There are some great examples of how this is working. National Australia Bank (NAB), for instance, signed a five-year multi-cloud partnership with Microsoft in 2020 to boost its resilience, speed and innovation. The bank also uses Microsoft 365 services, including Microsoft Teams, to enhance productivity and collaboration across its workforce.
By leveraging all that Microsoft has to offer, the bank has developed and deployed a chatbot for employees that is helping to eliminate the inconsistencies in how its 35,000-strong workforce dealt with customer requests.
“We had to get everyone on the same page and provide them with a consistent path and answer to any question they were asking,” said Raj Ghuliani, head of technology for workplace support services at NAB, in a feature for Microsoft.com.
Staff members can access the NAB Bot using the Teams app on their computers or mobile phones. The bot is also available as a web interface with access restricted to NAB employees.
The NAB Bot leverages a knowledge repository of employees’ most frequently asked questions. It also enables the bank to easily transfer employees to a live chat with its 24/7 support team.

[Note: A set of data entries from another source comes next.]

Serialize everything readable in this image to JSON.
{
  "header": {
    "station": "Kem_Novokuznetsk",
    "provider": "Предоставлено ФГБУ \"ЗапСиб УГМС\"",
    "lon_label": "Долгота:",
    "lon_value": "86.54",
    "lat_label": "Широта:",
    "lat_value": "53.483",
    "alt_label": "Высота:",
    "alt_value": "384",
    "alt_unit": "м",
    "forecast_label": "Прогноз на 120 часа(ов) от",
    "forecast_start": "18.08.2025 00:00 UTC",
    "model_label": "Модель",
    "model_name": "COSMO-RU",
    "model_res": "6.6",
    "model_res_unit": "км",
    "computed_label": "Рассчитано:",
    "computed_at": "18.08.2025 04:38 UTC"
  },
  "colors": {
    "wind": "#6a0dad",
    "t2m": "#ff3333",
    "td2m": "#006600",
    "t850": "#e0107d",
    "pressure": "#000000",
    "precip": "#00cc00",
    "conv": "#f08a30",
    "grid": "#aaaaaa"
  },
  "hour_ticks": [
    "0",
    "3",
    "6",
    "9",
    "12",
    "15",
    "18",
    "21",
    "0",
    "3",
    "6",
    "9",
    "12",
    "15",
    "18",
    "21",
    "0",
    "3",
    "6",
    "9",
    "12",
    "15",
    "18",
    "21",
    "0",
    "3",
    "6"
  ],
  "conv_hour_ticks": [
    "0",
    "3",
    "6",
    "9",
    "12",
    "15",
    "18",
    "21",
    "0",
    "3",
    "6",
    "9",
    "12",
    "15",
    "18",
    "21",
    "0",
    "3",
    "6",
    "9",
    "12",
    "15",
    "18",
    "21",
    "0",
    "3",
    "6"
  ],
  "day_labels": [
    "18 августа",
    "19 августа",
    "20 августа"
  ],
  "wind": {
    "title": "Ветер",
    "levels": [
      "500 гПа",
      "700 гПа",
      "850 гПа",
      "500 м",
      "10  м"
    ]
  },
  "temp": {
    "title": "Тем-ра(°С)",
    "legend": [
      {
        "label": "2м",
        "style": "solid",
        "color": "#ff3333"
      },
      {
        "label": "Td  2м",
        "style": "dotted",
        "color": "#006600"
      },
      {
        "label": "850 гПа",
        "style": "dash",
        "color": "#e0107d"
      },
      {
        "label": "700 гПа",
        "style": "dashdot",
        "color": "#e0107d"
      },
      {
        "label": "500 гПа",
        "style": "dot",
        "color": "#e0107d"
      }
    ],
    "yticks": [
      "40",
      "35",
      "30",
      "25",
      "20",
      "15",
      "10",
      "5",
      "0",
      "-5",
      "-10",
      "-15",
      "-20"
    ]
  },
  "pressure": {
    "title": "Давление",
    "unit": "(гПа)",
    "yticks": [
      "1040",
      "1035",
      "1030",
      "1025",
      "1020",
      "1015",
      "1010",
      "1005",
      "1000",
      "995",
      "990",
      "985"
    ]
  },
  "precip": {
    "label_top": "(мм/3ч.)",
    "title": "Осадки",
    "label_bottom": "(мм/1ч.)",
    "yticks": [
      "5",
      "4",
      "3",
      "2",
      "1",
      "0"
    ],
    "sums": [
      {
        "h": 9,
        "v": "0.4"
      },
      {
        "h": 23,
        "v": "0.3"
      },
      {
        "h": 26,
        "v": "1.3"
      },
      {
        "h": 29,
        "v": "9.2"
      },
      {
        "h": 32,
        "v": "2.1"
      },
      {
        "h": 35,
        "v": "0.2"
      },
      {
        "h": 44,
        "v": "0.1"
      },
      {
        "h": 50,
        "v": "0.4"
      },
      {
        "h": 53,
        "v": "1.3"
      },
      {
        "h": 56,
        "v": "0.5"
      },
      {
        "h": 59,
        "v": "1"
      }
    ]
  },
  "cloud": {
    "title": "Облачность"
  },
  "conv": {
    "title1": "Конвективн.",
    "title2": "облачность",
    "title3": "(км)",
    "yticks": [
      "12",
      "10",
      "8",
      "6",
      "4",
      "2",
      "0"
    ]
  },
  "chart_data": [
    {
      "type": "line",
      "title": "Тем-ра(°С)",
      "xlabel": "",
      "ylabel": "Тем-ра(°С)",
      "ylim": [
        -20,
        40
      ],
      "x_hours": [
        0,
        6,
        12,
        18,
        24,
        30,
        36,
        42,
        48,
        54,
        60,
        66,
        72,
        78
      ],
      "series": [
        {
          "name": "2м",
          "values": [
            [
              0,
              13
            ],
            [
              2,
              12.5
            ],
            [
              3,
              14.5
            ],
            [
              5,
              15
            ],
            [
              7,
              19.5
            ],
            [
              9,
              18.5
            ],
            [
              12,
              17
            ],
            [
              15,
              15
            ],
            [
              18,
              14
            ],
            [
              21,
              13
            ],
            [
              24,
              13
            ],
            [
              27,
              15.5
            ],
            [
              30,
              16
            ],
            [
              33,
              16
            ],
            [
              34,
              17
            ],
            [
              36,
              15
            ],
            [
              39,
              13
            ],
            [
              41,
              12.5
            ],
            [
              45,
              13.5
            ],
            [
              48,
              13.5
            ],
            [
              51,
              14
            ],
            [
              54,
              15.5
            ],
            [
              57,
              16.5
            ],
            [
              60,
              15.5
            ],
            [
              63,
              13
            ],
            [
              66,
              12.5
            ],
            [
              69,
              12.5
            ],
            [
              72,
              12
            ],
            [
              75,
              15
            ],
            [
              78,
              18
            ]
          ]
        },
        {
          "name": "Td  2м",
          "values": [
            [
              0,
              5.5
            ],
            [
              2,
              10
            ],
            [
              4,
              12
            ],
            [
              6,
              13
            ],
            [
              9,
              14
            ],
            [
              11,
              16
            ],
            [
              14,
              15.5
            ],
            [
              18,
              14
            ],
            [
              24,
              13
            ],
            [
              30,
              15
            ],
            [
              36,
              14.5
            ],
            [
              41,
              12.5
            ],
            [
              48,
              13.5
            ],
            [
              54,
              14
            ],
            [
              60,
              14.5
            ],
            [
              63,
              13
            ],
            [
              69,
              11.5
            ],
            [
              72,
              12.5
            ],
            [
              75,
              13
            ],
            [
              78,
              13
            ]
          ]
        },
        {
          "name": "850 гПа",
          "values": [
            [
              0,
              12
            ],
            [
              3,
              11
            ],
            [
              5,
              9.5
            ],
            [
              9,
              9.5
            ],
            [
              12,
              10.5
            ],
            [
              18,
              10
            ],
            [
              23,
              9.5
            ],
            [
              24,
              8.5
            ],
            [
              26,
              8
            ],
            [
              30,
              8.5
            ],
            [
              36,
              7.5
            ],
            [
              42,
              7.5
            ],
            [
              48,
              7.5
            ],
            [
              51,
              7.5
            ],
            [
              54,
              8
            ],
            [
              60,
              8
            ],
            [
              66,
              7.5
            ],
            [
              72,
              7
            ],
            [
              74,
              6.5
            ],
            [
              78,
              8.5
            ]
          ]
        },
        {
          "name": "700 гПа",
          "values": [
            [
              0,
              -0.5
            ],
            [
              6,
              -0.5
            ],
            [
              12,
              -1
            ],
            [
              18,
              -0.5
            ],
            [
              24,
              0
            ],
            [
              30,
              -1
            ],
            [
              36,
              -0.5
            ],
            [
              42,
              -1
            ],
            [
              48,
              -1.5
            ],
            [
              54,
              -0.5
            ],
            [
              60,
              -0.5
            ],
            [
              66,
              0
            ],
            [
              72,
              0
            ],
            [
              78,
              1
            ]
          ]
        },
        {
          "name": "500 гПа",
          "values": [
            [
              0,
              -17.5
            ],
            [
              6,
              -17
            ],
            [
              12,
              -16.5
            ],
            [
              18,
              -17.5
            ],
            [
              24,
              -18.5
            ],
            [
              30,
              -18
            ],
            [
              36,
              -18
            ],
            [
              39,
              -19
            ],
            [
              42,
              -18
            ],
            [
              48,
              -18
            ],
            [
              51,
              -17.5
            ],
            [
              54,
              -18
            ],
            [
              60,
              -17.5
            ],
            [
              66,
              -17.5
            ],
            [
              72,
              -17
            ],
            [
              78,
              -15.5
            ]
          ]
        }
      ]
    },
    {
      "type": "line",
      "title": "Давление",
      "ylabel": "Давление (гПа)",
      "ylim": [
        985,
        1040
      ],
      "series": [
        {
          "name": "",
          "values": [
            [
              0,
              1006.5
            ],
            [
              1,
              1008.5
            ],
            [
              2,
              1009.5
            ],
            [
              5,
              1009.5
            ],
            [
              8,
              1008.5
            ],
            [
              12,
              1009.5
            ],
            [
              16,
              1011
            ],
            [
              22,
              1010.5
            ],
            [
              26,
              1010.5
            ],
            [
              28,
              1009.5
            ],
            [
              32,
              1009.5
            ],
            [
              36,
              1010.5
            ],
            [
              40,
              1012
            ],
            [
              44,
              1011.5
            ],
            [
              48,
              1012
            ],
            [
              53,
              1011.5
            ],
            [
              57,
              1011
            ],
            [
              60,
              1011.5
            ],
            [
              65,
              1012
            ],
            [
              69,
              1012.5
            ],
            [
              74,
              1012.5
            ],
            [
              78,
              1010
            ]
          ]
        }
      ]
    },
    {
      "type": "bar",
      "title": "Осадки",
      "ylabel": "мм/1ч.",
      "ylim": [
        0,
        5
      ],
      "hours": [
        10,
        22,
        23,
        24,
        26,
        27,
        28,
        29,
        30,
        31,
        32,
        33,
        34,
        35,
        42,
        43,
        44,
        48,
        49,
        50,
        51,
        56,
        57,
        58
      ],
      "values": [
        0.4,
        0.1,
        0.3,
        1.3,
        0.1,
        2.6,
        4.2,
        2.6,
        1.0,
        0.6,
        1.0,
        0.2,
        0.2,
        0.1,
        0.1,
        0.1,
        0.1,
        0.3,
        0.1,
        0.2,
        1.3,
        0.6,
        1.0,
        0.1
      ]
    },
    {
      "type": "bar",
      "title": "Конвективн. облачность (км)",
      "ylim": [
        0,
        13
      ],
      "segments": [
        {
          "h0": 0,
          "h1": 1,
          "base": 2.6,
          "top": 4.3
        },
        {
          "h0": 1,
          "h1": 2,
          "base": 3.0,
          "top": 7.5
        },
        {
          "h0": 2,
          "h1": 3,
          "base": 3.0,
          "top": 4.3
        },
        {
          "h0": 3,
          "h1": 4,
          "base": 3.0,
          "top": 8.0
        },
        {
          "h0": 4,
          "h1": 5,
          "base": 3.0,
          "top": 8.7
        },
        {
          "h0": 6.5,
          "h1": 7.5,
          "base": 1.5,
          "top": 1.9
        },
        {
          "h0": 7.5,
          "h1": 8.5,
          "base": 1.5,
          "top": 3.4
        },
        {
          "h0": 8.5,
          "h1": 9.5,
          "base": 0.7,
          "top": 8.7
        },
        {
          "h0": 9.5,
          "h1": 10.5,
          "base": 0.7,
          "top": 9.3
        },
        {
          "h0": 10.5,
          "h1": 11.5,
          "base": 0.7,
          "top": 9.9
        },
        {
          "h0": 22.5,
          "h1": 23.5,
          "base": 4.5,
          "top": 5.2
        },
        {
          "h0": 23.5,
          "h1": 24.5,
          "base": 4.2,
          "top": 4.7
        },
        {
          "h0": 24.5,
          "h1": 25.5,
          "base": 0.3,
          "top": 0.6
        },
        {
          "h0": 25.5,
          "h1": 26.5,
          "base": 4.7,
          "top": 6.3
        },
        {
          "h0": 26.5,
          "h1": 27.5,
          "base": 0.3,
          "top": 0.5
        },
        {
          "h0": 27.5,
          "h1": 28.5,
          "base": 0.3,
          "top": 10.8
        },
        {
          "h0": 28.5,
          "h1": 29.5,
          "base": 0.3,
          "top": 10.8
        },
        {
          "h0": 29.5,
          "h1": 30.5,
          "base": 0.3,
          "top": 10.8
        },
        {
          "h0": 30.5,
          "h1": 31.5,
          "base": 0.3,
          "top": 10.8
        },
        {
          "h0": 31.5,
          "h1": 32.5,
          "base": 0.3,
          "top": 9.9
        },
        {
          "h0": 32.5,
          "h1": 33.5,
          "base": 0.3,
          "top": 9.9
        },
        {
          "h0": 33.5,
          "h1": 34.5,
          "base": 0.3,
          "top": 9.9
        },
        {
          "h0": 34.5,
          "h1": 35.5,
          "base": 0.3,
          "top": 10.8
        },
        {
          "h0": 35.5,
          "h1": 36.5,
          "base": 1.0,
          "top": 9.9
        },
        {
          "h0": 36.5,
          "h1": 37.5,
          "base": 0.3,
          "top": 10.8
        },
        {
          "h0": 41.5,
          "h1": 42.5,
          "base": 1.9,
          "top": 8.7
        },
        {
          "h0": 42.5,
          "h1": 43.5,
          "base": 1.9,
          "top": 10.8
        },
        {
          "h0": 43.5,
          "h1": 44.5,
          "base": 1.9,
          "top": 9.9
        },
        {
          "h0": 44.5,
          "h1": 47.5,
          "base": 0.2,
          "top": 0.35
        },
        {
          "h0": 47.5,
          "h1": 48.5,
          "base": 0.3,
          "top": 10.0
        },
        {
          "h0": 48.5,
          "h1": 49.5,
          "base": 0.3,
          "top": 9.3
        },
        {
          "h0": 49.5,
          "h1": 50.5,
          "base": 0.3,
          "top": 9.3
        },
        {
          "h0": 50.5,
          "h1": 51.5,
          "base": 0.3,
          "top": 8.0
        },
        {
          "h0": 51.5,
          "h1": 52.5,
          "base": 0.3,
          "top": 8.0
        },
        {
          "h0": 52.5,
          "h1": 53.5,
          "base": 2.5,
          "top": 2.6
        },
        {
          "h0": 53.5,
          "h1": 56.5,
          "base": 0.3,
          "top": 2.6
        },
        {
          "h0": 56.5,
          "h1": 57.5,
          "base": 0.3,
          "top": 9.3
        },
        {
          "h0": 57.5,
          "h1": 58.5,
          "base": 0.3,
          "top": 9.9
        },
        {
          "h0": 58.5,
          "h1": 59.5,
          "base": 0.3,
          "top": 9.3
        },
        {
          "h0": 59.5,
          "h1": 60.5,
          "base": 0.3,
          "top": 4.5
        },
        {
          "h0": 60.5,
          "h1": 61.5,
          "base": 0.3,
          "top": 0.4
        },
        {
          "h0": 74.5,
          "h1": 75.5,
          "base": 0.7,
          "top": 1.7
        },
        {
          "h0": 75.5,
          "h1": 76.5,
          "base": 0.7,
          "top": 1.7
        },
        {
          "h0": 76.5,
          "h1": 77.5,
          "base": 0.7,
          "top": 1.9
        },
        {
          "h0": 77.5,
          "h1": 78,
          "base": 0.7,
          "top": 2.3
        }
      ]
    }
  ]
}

Since the NAB Bot went live in November 2021, employees have used it more than 53,000 times and given it an average employee rating of four-and-a-half out of five.
“From a usage and performance perspective, the chatbot has certainly exceeded our expectations,” said Ghuliani. “What’s really pleasing to see is that more than 50 per cent of all interactions with the NAB Bot have been from our customer-facing colleagues, because we want to make a difference for our customers.”

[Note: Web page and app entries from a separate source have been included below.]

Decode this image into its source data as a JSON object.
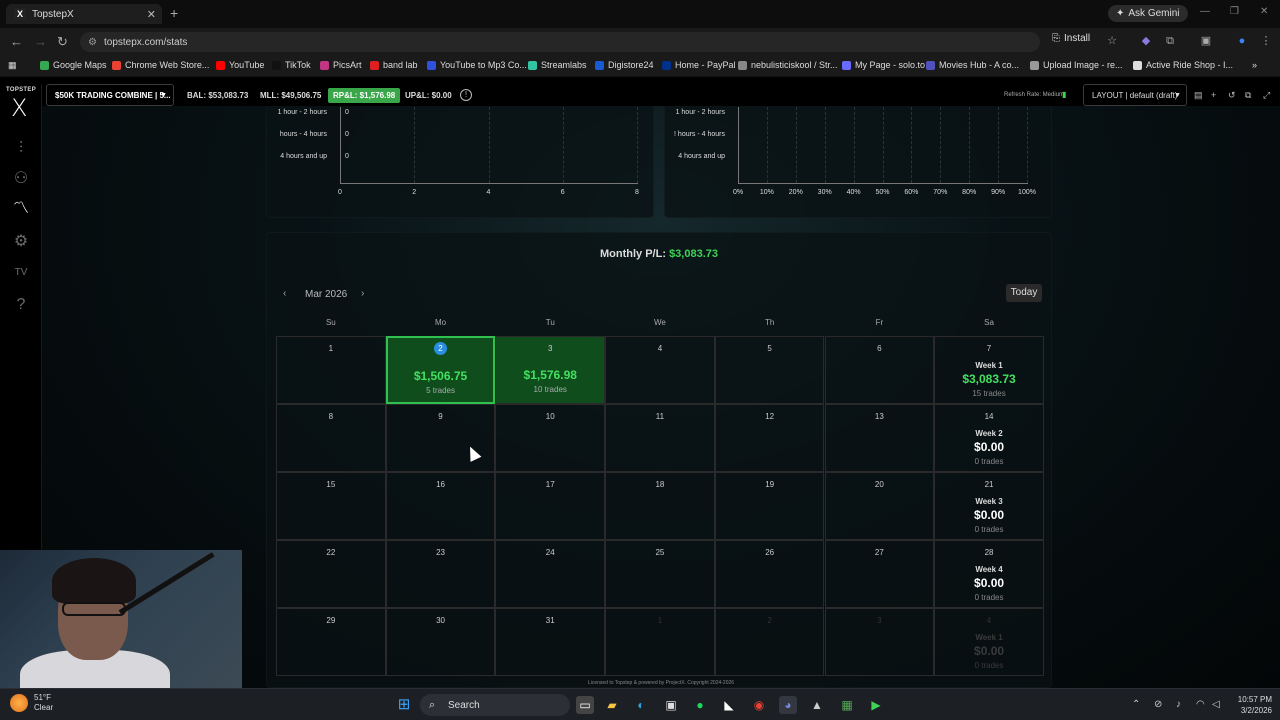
{
  "browser": {
    "tab_title": "TopstepX",
    "url": "topstepx.com/stats",
    "ask_gemini": "Ask Gemini",
    "install": "Install",
    "bookmarks": [
      {
        "label": "Google Maps",
        "color": "#34a853"
      },
      {
        "label": "Chrome Web Store...",
        "color": "#e94235"
      },
      {
        "label": "YouTube",
        "color": "#ff0000"
      },
      {
        "label": "TikTok",
        "color": "#111111"
      },
      {
        "label": "PicsArt",
        "color": "#c13584"
      },
      {
        "label": "band lab",
        "color": "#e02020"
      },
      {
        "label": "YouTube to Mp3 Co...",
        "color": "#3050e0"
      },
      {
        "label": "Streamlabs",
        "color": "#31c3a2"
      },
      {
        "label": "Digistore24",
        "color": "#1a5ad0"
      },
      {
        "label": "Home - PayPal",
        "color": "#003087"
      },
      {
        "label": "nebulisticiskool / Str...",
        "color": "#888888"
      },
      {
        "label": "My Page - solo.to",
        "color": "#6a6aff"
      },
      {
        "label": "Movies Hub - A co...",
        "color": "#5050c0"
      },
      {
        "label": "Upload Image - re...",
        "color": "#999999"
      },
      {
        "label": "Active Ride Shop - I...",
        "color": "#dddddd"
      }
    ]
  },
  "app": {
    "logo_small": "TOPSTEP",
    "logo_x": "X",
    "account": "$50K TRADING COMBINE | 5...",
    "bal": "BAL: $53,083.73",
    "mll": "MLL: $49,506.75",
    "rpl": "RP&L: $1,576.98",
    "upl": "UP&L: $0.00",
    "refresh_rate": "Refresh Rate: Medium",
    "layout": "LAYOUT | default (draft)"
  },
  "charts": {
    "left": {
      "rows": [
        {
          "label": "1 hour - 2 hours",
          "value": "0"
        },
        {
          "label": "hours - 4 hours",
          "value": "0"
        },
        {
          "label": "4 hours and up",
          "value": "0"
        }
      ],
      "xticks": [
        "0",
        "2",
        "4",
        "6",
        "8"
      ]
    },
    "right": {
      "rows": [
        {
          "label": "1 hour - 2 hours"
        },
        {
          "label": "! hours - 4 hours"
        },
        {
          "label": "4 hours and up"
        }
      ],
      "xticks": [
        "0%",
        "10%",
        "20%",
        "30%",
        "40%",
        "50%",
        "60%",
        "70%",
        "80%",
        "90%",
        "100%"
      ]
    }
  },
  "calendar": {
    "monthly_label": "Monthly P/L:",
    "monthly_value": "$3,083.73",
    "month": "Mar 2026",
    "today": "Today",
    "prev": "‹",
    "next": "›",
    "dow": [
      "Su",
      "Mo",
      "Tu",
      "We",
      "Th",
      "Fr",
      "Sa"
    ],
    "weeks": [
      {
        "days": [
          {
            "n": "1"
          },
          {
            "n": "2",
            "pnl": "$1,506.75",
            "trades": "5 trades",
            "state": "sel"
          },
          {
            "n": "3",
            "pnl": "$1,576.98",
            "trades": "10 trades",
            "state": "pos"
          },
          {
            "n": "4"
          },
          {
            "n": "5"
          },
          {
            "n": "6"
          }
        ],
        "sat": {
          "n": "7",
          "week": "Week 1",
          "total": "$3,083.73",
          "trades": "15 trades",
          "green": true
        }
      },
      {
        "days": [
          {
            "n": "8"
          },
          {
            "n": "9"
          },
          {
            "n": "10"
          },
          {
            "n": "11"
          },
          {
            "n": "12"
          },
          {
            "n": "13"
          }
        ],
        "sat": {
          "n": "14",
          "week": "Week 2",
          "total": "$0.00",
          "trades": "0 trades"
        }
      },
      {
        "days": [
          {
            "n": "15"
          },
          {
            "n": "16"
          },
          {
            "n": "17"
          },
          {
            "n": "18"
          },
          {
            "n": "19"
          },
          {
            "n": "20"
          }
        ],
        "sat": {
          "n": "21",
          "week": "Week 3",
          "total": "$0.00",
          "trades": "0 trades"
        }
      },
      {
        "days": [
          {
            "n": "22"
          },
          {
            "n": "23"
          },
          {
            "n": "24"
          },
          {
            "n": "25"
          },
          {
            "n": "26"
          },
          {
            "n": "27"
          }
        ],
        "sat": {
          "n": "28",
          "week": "Week 4",
          "total": "$0.00",
          "trades": "0 trades"
        }
      },
      {
        "days": [
          {
            "n": "29"
          },
          {
            "n": "30"
          },
          {
            "n": "31"
          },
          {
            "n": "1",
            "faded": true
          },
          {
            "n": "2",
            "faded": true
          },
          {
            "n": "3",
            "faded": true
          }
        ],
        "sat": {
          "n": "4",
          "week": "Week 1",
          "total": "$0.00",
          "trades": "0 trades",
          "faded": true
        }
      }
    ],
    "license": "Licensed to Topstep & powered by ProjectX. Copyright 2024-2026"
  },
  "taskbar": {
    "temp": "51°F",
    "condition": "Clear",
    "search": "Search",
    "time": "10:57 PM",
    "date": "3/2/2026"
  },
  "colors": {
    "positive": "#44e060",
    "positive_bg": "#0f4e1c",
    "selected_border": "#2fc050",
    "today_circle": "#2a8ee0"
  }
}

The strong uptake of the chatbot has also enabled NAB to achieve what many financial services firms today are struggling with. It’s saved a massive AUS$1.2 million ($805,000) in support team costs but has also become more efficient and improved productivity at the same time. “The reduced cost has helped us achieve more productivity from our own technology staff, and their skill sets are increasing as well,” said Ghulian. It’s a win: win scenario.
Improving both employee and customer experiences
“At Synergy Technical, we aim to enable organisations to secure and optimise business operations while providing their workforces with the most efficient and productive toolsets to service their customers,” said Dan Finn, vice president of sales at Synergy Technical. “Our financial services customers are focusing equally on efficient service and delivery and great experiences and satisfaction – for both employees and their customers. We work with these customers to analyse current IT operations and map future business goals to technology. As a result, we’ve helped clients leverage Microsoft technologies to better secure their hybrid workforces and drive internal productivity so that they can improve both employee and customer experiences while remaining competitive in the marketplace.”
This article was originally published in the Winter 2022 issue of Technology Record. To get future issues delivered directly to your inbox, sign up for a free subscription.